SPOILER ALERT: I’ve tried to avoid giving away any key parts of the movie, but if you want to see it with a clean slate, read no further!
Borat: Cultural Learnings of America for Make Benefit Glorious Nation of Kazakhstan is funny. Extremely funny. Trained bear in an ice cream truck funny. But that’s about as far as it goes. As social commentary, I’d prefer South Park or The Simpsons any time.
As Mrs. MG so aptly put it, Borat is a kind of Jackass of social interaction. The protagonist doesn’t hurt himself for our amusement, as Johnny Knoxville & Co. are wont to do; rather, he puts complete strangers in extraordinarily awkward situations and then films their reactions. Think Punk’d with a circa 1985 moustache and an Eastern European accent.
The fundamental weakness of Borat is that, in his roadtrip across America, Sacha Baron Cohen doesn’t reveal anything to us that we didn’t already know was there. The characters, who are real people, are stereotypical stock characters from Americana — the gay-bashing rodeo organizer, snooty southern socialites, even the hooker-with-a-heart-of-gold.
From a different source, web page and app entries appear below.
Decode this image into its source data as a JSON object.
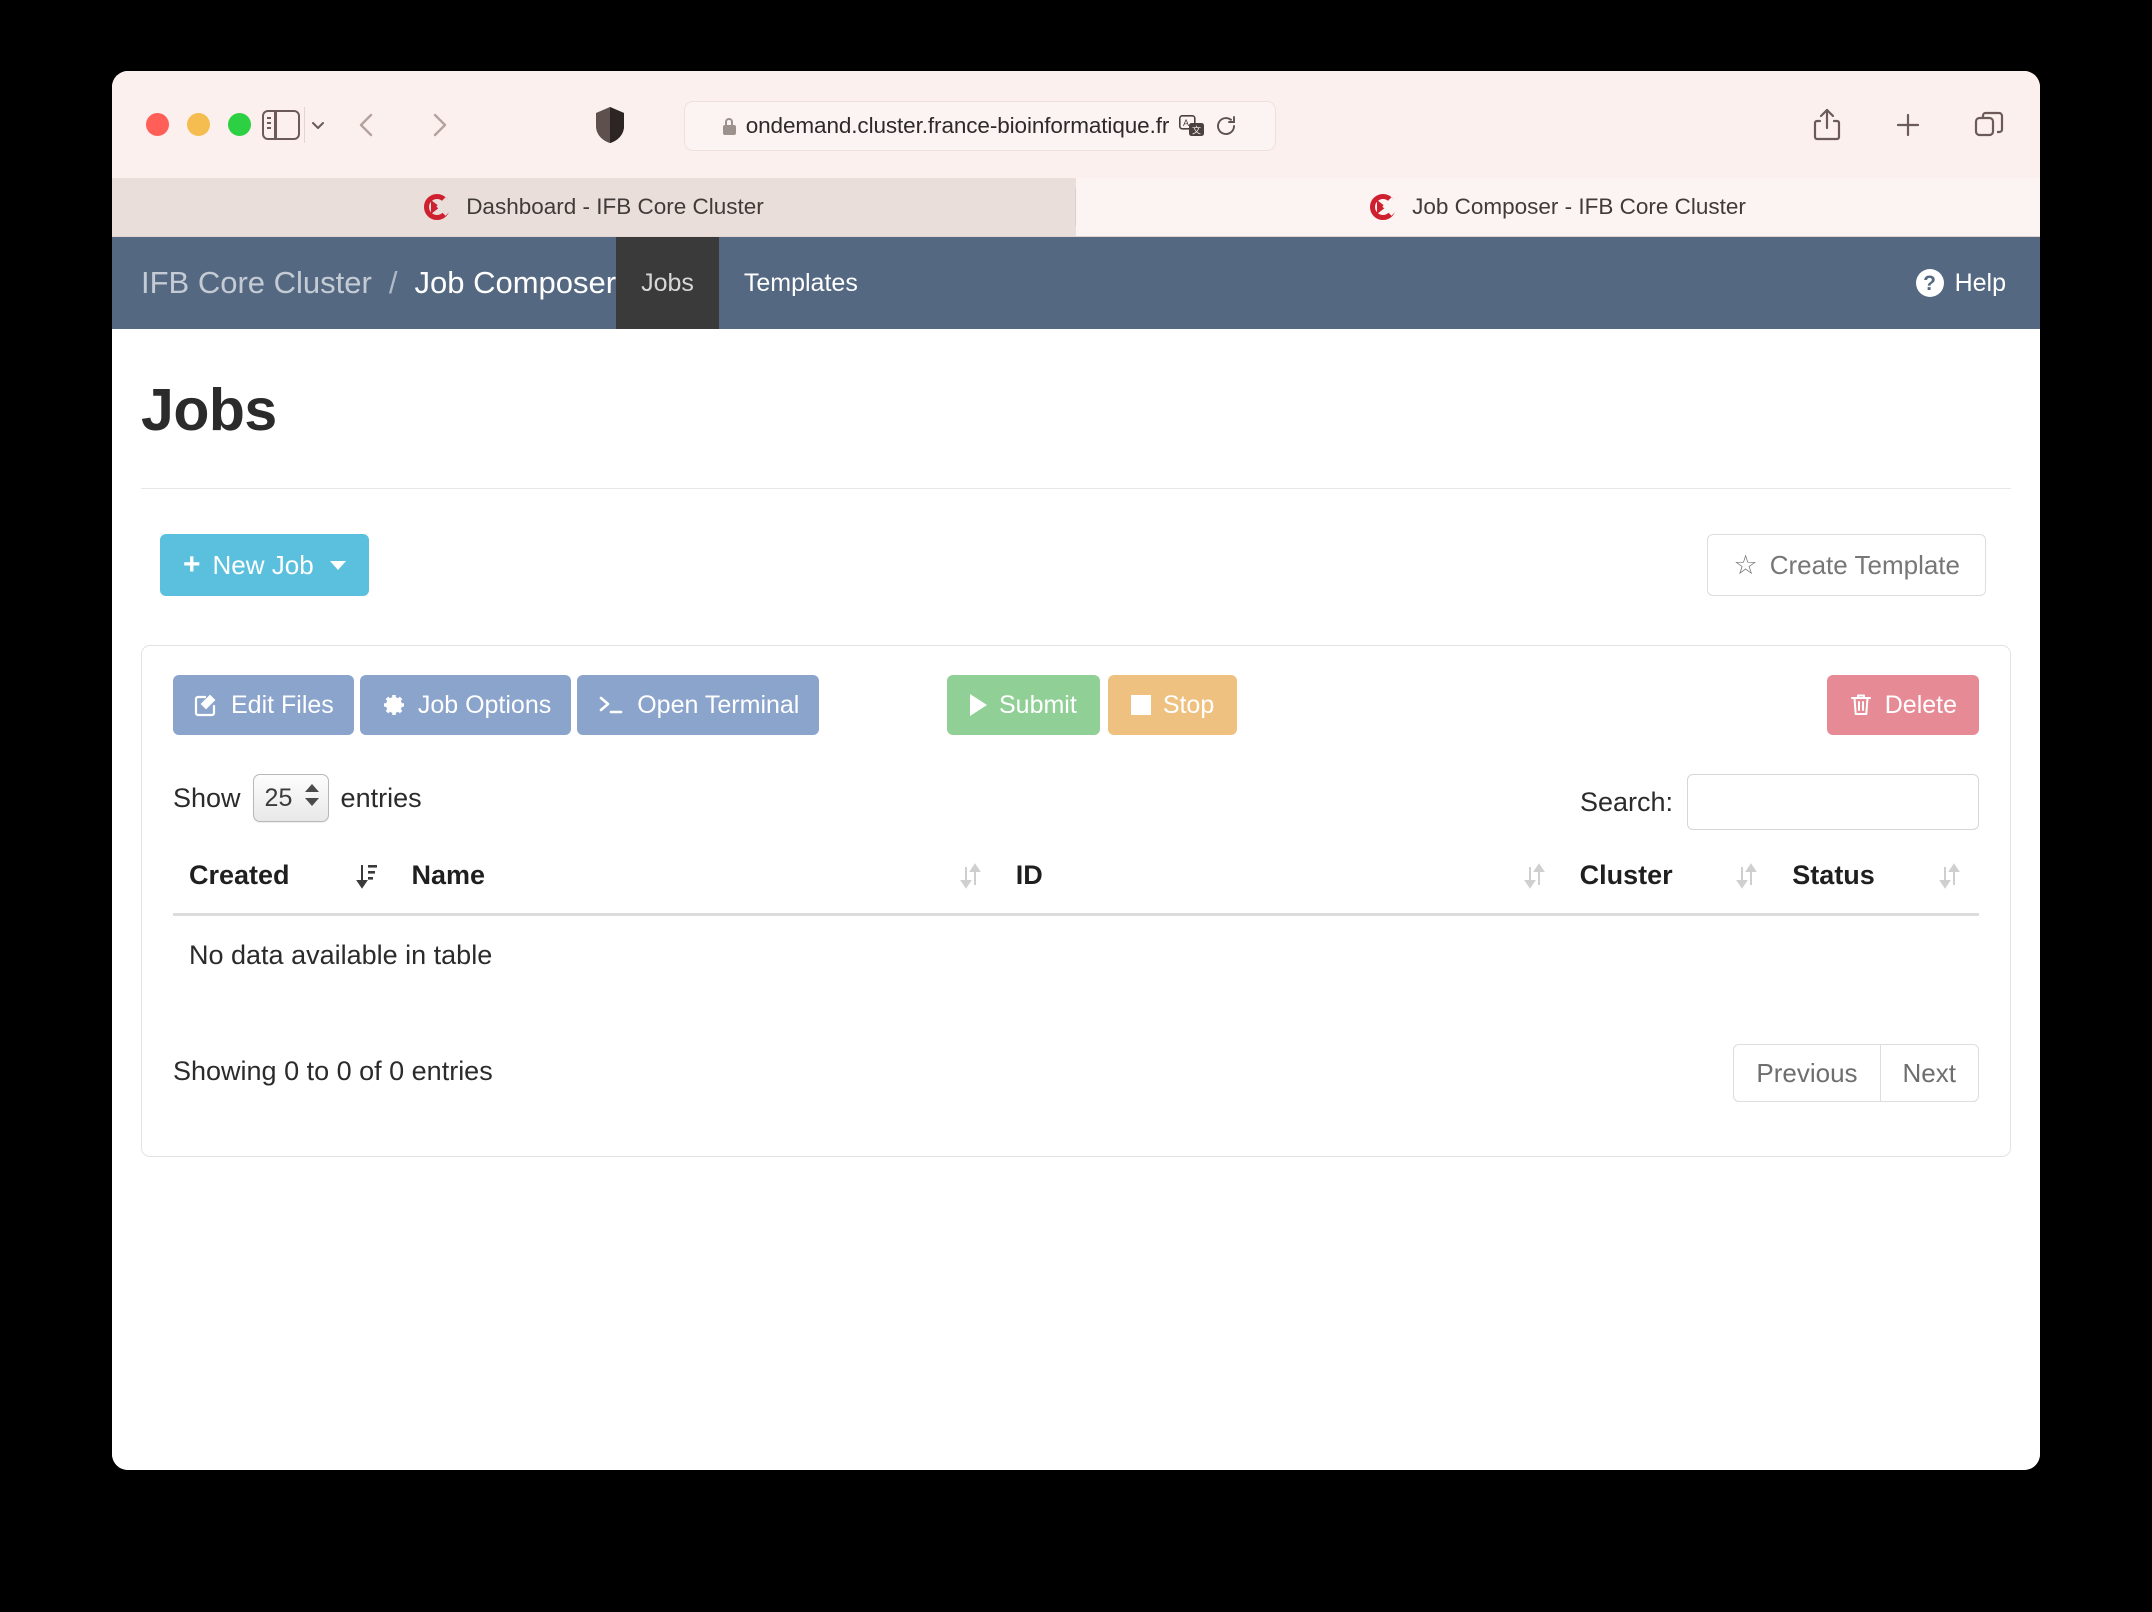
{
  "browser": {
    "url": "ondemand.cluster.france-bioinformatique.fr",
    "lock_icon": "lock-icon",
    "translate_icon": "translate-icon",
    "reload_icon": "reload-icon",
    "share_icon": "share-icon",
    "new_tab_icon": "plus-icon",
    "tab_overview_icon": "tab-overview-icon",
    "sidebar_icon": "sidebar-toggle-icon",
    "shield_icon": "privacy-shield-icon",
    "back_icon": "chevron-left-icon",
    "forward_icon": "chevron-right-icon",
    "tabs": [
      {
        "title": "Dashboard - IFB Core Cluster",
        "active": false
      },
      {
        "title": "Job Composer - IFB Core Cluster",
        "active": true
      }
    ]
  },
  "navbar": {
    "brand_cluster": "IFB Core Cluster",
    "brand_separator": "/",
    "brand_app": "Job Composer",
    "items": [
      {
        "label": "Jobs",
        "selected": true
      },
      {
        "label": "Templates",
        "selected": false
      }
    ],
    "help_label": "Help",
    "help_icon": "question-mark-circle-icon",
    "bg_color": "#546881",
    "selected_bg_color": "#3a3a3a"
  },
  "page": {
    "title": "Jobs",
    "new_job_label": "New Job",
    "new_job_icon": "plus-icon",
    "new_job_caret_icon": "caret-down-icon",
    "new_job_color": "#5bc0de",
    "create_template_label": "Create Template",
    "create_template_icon": "star-icon"
  },
  "toolbar": {
    "edit_files_label": "Edit Files",
    "edit_files_icon": "edit-pencil-icon",
    "job_options_label": "Job Options",
    "job_options_icon": "gear-icon",
    "open_terminal_label": "Open Terminal",
    "open_terminal_icon": "terminal-prompt-icon",
    "submit_label": "Submit",
    "submit_icon": "play-icon",
    "submit_color": "#90cf96",
    "stop_label": "Stop",
    "stop_icon": "stop-square-icon",
    "stop_color": "#efc180",
    "delete_label": "Delete",
    "delete_icon": "trash-icon",
    "delete_color": "#e68b95",
    "blue_button_color": "#8ba4cb"
  },
  "datatable": {
    "show_label": "Show",
    "entries_label": "entries",
    "page_length": "25",
    "search_label": "Search:",
    "search_value": "",
    "search_placeholder": "",
    "columns": [
      {
        "label": "Created",
        "sort_icon": "sort-desc-icon"
      },
      {
        "label": "Name",
        "sort_icon": "sort-both-icon"
      },
      {
        "label": "ID",
        "sort_icon": "sort-both-icon"
      },
      {
        "label": "Cluster",
        "sort_icon": "sort-both-icon"
      },
      {
        "label": "Status",
        "sort_icon": "sort-both-icon"
      }
    ],
    "empty_message": "No data available in table",
    "info_text": "Showing 0 to 0 of 0 entries",
    "previous_label": "Previous",
    "next_label": "Next"
  }
}
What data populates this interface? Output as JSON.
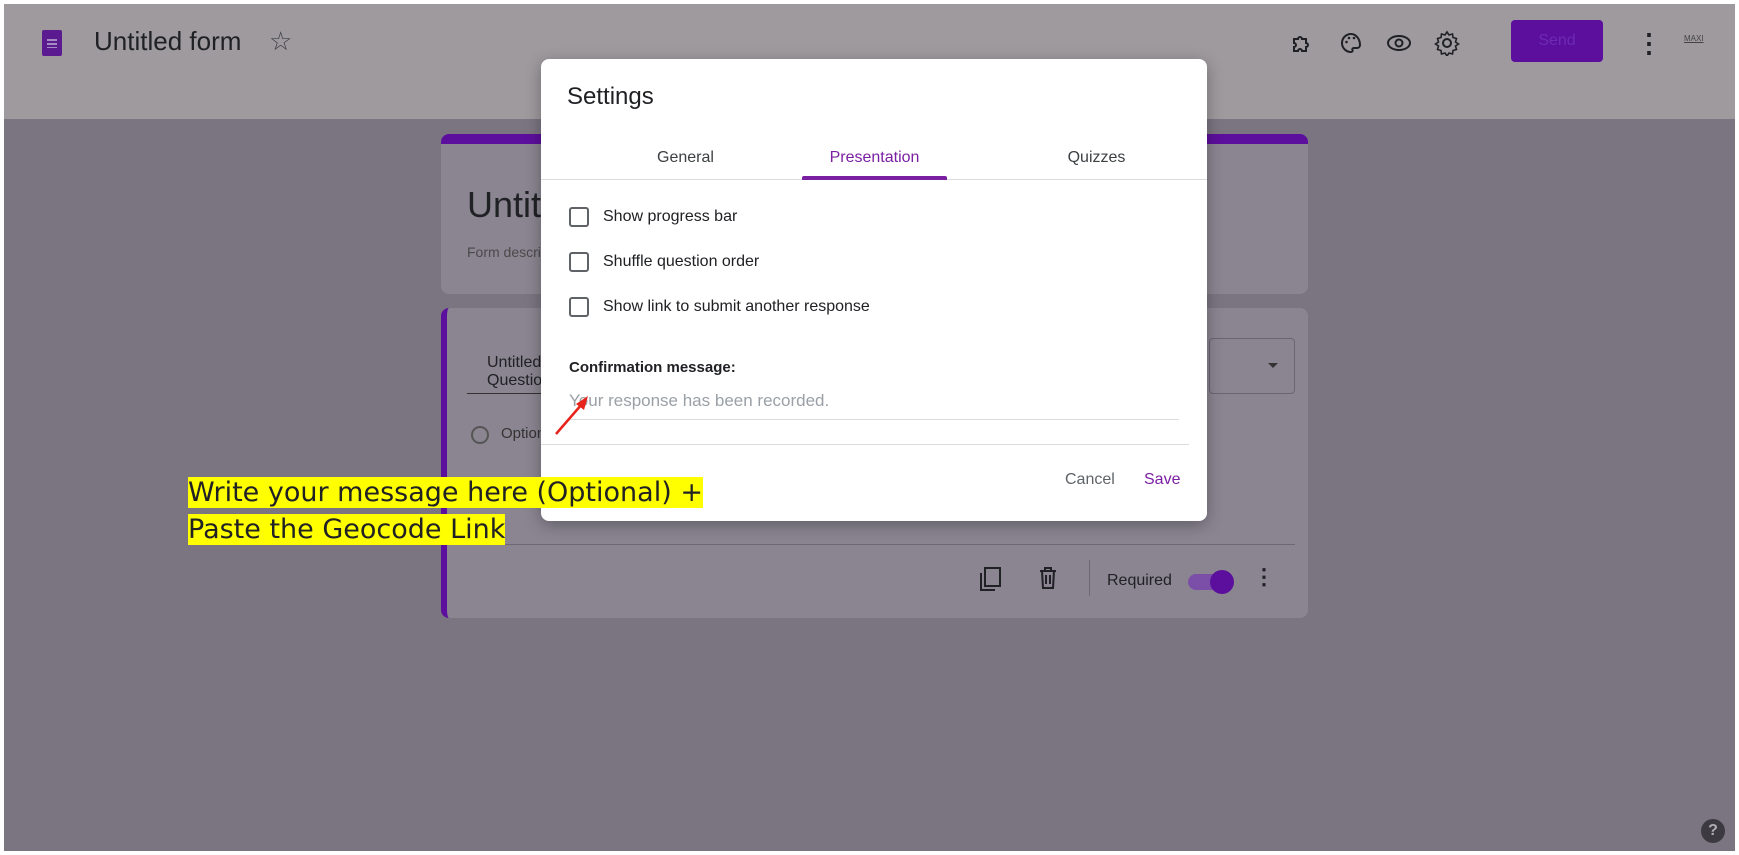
{
  "header": {
    "app_title": "Untitled form",
    "send_label": "Send",
    "account_label": "MAXI"
  },
  "form": {
    "title": "Untitled form",
    "description_placeholder": "Form description",
    "question_title": "Untitled Question",
    "option_label": "Option 1",
    "required_label": "Required",
    "required_on": true
  },
  "dialog": {
    "title": "Settings",
    "tabs": [
      {
        "label": "General",
        "active": false
      },
      {
        "label": "Presentation",
        "active": true
      },
      {
        "label": "Quizzes",
        "active": false
      }
    ],
    "checkboxes": [
      {
        "label": "Show progress bar",
        "checked": false
      },
      {
        "label": "Shuffle question order",
        "checked": false
      },
      {
        "label": "Show link to submit another response",
        "checked": false
      }
    ],
    "confirmation_label": "Confirmation message:",
    "confirmation_placeholder": "Your response has been recorded.",
    "cancel_label": "Cancel",
    "save_label": "Save"
  },
  "annotation": {
    "line1": "Write your message here (Optional) +",
    "line2": "Paste the Geocode Link"
  },
  "colors": {
    "accent": "#7b1fa2",
    "highlight": "#ffff00",
    "arrow": "#e8231c"
  },
  "icons": [
    "forms-doc-icon",
    "star-icon",
    "addon-icon",
    "palette-icon",
    "preview-eye-icon",
    "settings-gear-icon",
    "more-vert-icon",
    "duplicate-icon",
    "delete-icon",
    "help-icon"
  ]
}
The most poignant commentary to be found comes from an evangelican church whose members ignore Borat’s physical needs but are only too happy to “save” him spiritually.
Oh, and you’ll never look at a conference of mortgage brokers the same way again.
The movie does, however, include one worthwhile cultural learning — Americans are, by and large, a very hospitable people. That hospitality has its limits, which are often despicably delineated by race, class, gender or sexual orientation. But time and again in the movie, Americans open their businesses and homes to Borat in a generous fashion, only to have that generosity backfire. It’s an interesting cultural insight — about the only one on offer.